[Component data from apps and pages]
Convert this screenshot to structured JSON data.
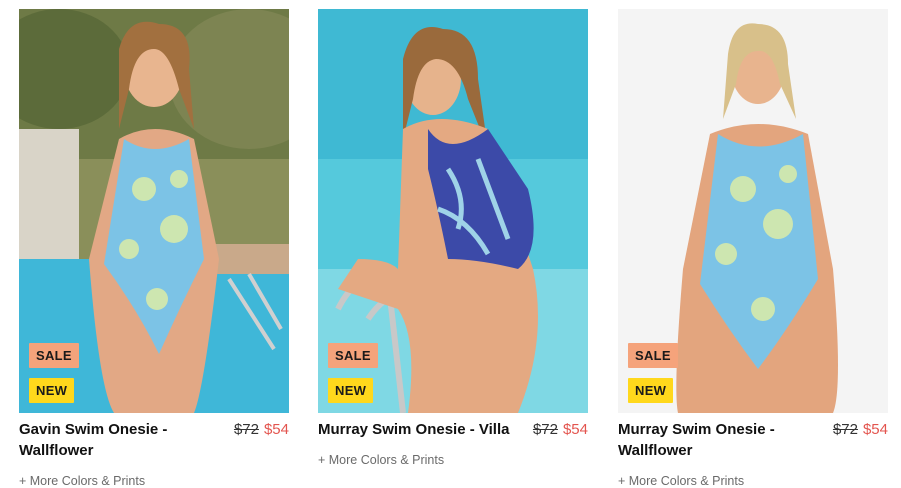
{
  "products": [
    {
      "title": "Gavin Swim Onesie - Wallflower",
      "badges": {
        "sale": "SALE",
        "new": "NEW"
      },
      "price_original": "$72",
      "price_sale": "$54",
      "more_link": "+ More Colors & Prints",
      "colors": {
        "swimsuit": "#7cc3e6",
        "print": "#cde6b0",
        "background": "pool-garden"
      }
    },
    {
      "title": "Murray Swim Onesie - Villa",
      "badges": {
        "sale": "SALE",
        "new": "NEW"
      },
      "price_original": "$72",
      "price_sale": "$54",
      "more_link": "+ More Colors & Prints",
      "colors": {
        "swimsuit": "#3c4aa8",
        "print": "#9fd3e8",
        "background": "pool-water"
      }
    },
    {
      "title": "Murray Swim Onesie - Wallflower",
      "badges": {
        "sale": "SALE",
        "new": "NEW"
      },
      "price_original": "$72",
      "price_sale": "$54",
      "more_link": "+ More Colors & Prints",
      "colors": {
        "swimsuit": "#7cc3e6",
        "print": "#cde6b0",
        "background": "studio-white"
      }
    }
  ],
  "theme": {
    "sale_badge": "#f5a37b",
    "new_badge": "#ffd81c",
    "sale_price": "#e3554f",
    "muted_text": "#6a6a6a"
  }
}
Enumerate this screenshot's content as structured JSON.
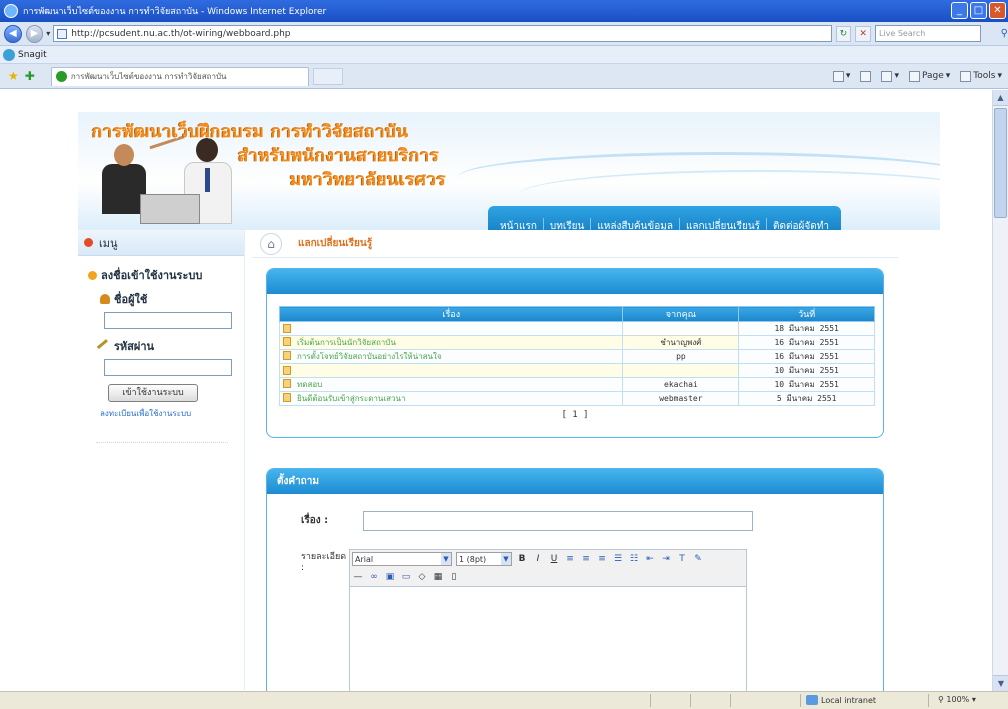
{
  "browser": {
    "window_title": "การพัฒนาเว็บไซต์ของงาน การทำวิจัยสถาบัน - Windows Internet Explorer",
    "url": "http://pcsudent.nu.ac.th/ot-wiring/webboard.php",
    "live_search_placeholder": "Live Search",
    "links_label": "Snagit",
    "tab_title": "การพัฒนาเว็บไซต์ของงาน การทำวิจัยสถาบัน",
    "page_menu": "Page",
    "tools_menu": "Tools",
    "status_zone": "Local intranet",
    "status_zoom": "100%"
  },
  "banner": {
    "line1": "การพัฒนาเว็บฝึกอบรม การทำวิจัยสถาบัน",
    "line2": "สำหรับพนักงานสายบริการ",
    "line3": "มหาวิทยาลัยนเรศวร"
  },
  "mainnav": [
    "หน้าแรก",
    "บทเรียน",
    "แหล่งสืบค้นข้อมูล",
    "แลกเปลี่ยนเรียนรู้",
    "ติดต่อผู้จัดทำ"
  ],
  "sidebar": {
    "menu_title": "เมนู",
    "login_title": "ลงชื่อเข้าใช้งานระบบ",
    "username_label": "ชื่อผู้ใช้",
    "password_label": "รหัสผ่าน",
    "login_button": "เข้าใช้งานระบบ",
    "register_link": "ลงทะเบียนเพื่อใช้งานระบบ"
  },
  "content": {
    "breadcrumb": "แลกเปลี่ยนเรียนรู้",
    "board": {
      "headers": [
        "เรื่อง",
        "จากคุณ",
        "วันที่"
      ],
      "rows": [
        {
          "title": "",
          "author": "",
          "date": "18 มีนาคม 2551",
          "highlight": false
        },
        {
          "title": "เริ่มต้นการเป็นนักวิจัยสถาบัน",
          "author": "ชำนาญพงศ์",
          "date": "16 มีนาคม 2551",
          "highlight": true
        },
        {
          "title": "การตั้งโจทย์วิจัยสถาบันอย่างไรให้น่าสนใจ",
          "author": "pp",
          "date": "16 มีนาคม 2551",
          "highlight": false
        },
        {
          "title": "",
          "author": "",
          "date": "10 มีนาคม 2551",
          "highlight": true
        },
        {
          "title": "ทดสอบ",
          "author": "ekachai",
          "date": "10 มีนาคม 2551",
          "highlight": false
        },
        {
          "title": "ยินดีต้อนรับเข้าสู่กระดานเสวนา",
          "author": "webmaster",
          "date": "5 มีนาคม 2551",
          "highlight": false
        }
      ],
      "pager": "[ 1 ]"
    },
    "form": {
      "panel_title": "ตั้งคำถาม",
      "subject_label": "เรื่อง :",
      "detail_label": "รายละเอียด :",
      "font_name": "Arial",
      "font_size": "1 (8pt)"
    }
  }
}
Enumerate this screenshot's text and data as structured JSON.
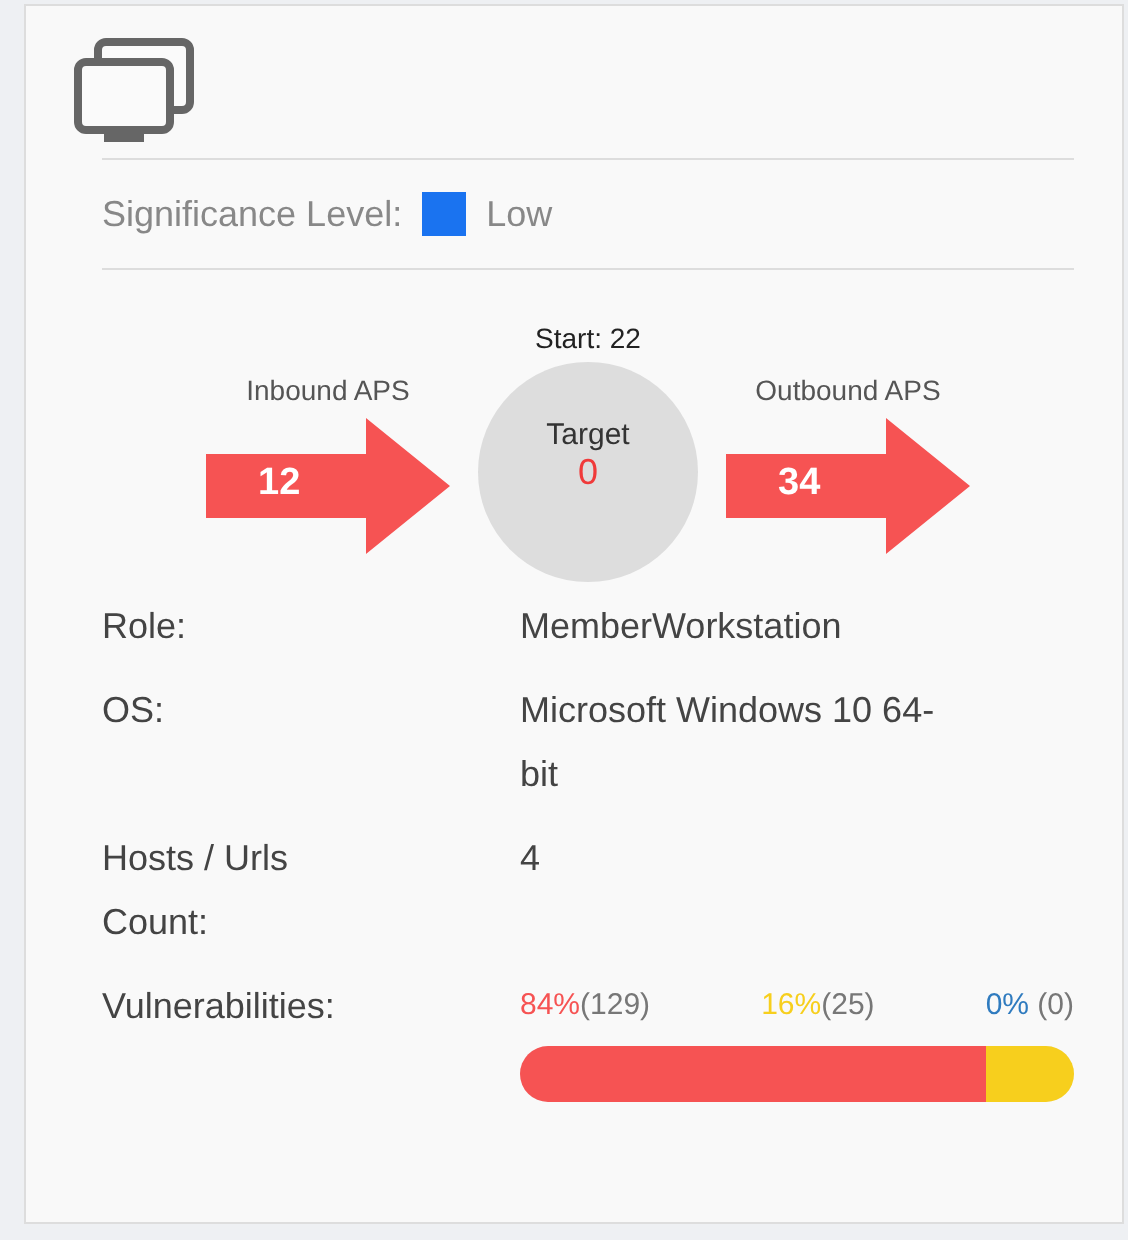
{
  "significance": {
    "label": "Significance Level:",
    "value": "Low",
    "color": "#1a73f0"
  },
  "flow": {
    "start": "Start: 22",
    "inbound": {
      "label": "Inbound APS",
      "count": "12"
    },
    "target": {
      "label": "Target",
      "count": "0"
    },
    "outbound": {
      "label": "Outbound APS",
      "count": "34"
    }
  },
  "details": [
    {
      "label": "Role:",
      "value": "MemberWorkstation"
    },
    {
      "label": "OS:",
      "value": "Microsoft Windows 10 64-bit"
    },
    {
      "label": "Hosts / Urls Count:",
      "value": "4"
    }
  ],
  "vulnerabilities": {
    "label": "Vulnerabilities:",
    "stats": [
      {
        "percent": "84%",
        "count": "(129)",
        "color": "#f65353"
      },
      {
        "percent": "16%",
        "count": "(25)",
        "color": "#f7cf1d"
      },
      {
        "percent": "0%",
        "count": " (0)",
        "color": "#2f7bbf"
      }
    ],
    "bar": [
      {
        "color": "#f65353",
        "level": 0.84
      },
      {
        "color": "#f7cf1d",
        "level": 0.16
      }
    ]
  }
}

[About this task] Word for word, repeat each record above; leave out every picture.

[Solution to the exercise]
Convert this screenshot to structured JSON data.
{
  "products": [
    {
      "title": "Gavin Swim Onesie - Wallflower",
      "badges": {
        "sale": "SALE",
        "new": "NEW"
      },
      "price_original": "$72",
      "price_sale": "$54",
      "more_link": "+ More Colors & Prints",
      "colors": {
        "swimsuit": "#7cc3e6",
        "print": "#cde6b0",
        "background": "pool-garden"
      }
    },
    {
      "title": "Murray Swim Onesie - Villa",
      "badges": {
        "sale": "SALE",
        "new": "NEW"
      },
      "price_original": "$72",
      "price_sale": "$54",
      "more_link": "+ More Colors & Prints",
      "colors": {
        "swimsuit": "#3c4aa8",
        "print": "#9fd3e8",
        "background": "pool-water"
      }
    },
    {
      "title": "Murray Swim Onesie - Wallflower",
      "badges": {
        "sale": "SALE",
        "new": "NEW"
      },
      "price_original": "$72",
      "price_sale": "$54",
      "more_link": "+ More Colors & Prints",
      "colors": {
        "swimsuit": "#7cc3e6",
        "print": "#cde6b0",
        "background": "studio-white"
      }
    }
  ],
  "theme": {
    "sale_badge": "#f5a37b",
    "new_badge": "#ffd81c",
    "sale_price": "#e3554f",
    "muted_text": "#6a6a6a"
  }
}
Enumerate this screenshot's content as structured JSON.
{
  "browser": {
    "window_title": "การพัฒนาเว็บไซต์ของงาน การทำวิจัยสถาบัน - Windows Internet Explorer",
    "url": "http://pcsudent.nu.ac.th/ot-wiring/webboard.php",
    "live_search_placeholder": "Live Search",
    "links_label": "Snagit",
    "tab_title": "การพัฒนาเว็บไซต์ของงาน การทำวิจัยสถาบัน",
    "page_menu": "Page",
    "tools_menu": "Tools",
    "status_zone": "Local intranet",
    "status_zoom": "100%"
  },
  "banner": {
    "line1": "การพัฒนาเว็บฝึกอบรม การทำวิจัยสถาบัน",
    "line2": "สำหรับพนักงานสายบริการ",
    "line3": "มหาวิทยาลัยนเรศวร"
  },
  "mainnav": [
    "หน้าแรก",
    "บทเรียน",
    "แหล่งสืบค้นข้อมูล",
    "แลกเปลี่ยนเรียนรู้",
    "ติดต่อผู้จัดทำ"
  ],
  "sidebar": {
    "menu_title": "เมนู",
    "login_title": "ลงชื่อเข้าใช้งานระบบ",
    "username_label": "ชื่อผู้ใช้",
    "password_label": "รหัสผ่าน",
    "login_button": "เข้าใช้งานระบบ",
    "register_link": "ลงทะเบียนเพื่อใช้งานระบบ"
  },
  "content": {
    "breadcrumb": "แลกเปลี่ยนเรียนรู้",
    "board": {
      "headers": [
        "เรื่อง",
        "จากคุณ",
        "วันที่"
      ],
      "rows": [
        {
          "title": "",
          "author": "",
          "date": "18 มีนาคม 2551",
          "highlight": false
        },
        {
          "title": "เริ่มต้นการเป็นนักวิจัยสถาบัน",
          "author": "ชำนาญพงศ์",
          "date": "16 มีนาคม 2551",
          "highlight": true
        },
        {
          "title": "การตั้งโจทย์วิจัยสถาบันอย่างไรให้น่าสนใจ",
          "author": "pp",
          "date": "16 มีนาคม 2551",
          "highlight": false
        },
        {
          "title": "",
          "author": "",
          "date": "10 มีนาคม 2551",
          "highlight": true
        },
        {
          "title": "ทดสอบ",
          "author": "ekachai",
          "date": "10 มีนาคม 2551",
          "highlight": false
        },
        {
          "title": "ยินดีต้อนรับเข้าสู่กระดานเสวนา",
          "author": "webmaster",
          "date": "5 มีนาคม 2551",
          "highlight": false
        }
      ],
      "pager": "[ 1 ]"
    },
    "form": {
      "panel_title": "ตั้งคำถาม",
      "subject_label": "เรื่อง :",
      "detail_label": "รายละเอียด :",
      "font_name": "Arial",
      "font_size": "1 (8pt)"
    }
  }
}
Enumerate this screenshot's text and data as structured JSON.
{
  "significance": {
    "label": "Significance Level:",
    "value": "Low",
    "color": "#1a73f0"
  },
  "flow": {
    "start": "Start: 22",
    "inbound": {
      "label": "Inbound APS",
      "count": "12"
    },
    "target": {
      "label": "Target",
      "count": "0"
    },
    "outbound": {
      "label": "Outbound APS",
      "count": "34"
    }
  },
  "details": [
    {
      "label": "Role:",
      "value": "MemberWorkstation"
    },
    {
      "label": "OS:",
      "value": "Microsoft Windows 10 64-bit"
    },
    {
      "label": "Hosts / Urls Count:",
      "value": "4"
    }
  ],
  "vulnerabilities": {
    "label": "Vulnerabilities:",
    "stats": [
      {
        "percent": "84%",
        "count": "(129)",
        "color": "#f65353"
      },
      {
        "percent": "16%",
        "count": "(25)",
        "color": "#f7cf1d"
      },
      {
        "percent": "0%",
        "count": " (0)",
        "color": "#2f7bbf"
      }
    ],
    "bar": [
      {
        "color": "#f65353",
        "level": 0.84
      },
      {
        "color": "#f7cf1d",
        "level": 0.16
      }
    ]
  }
}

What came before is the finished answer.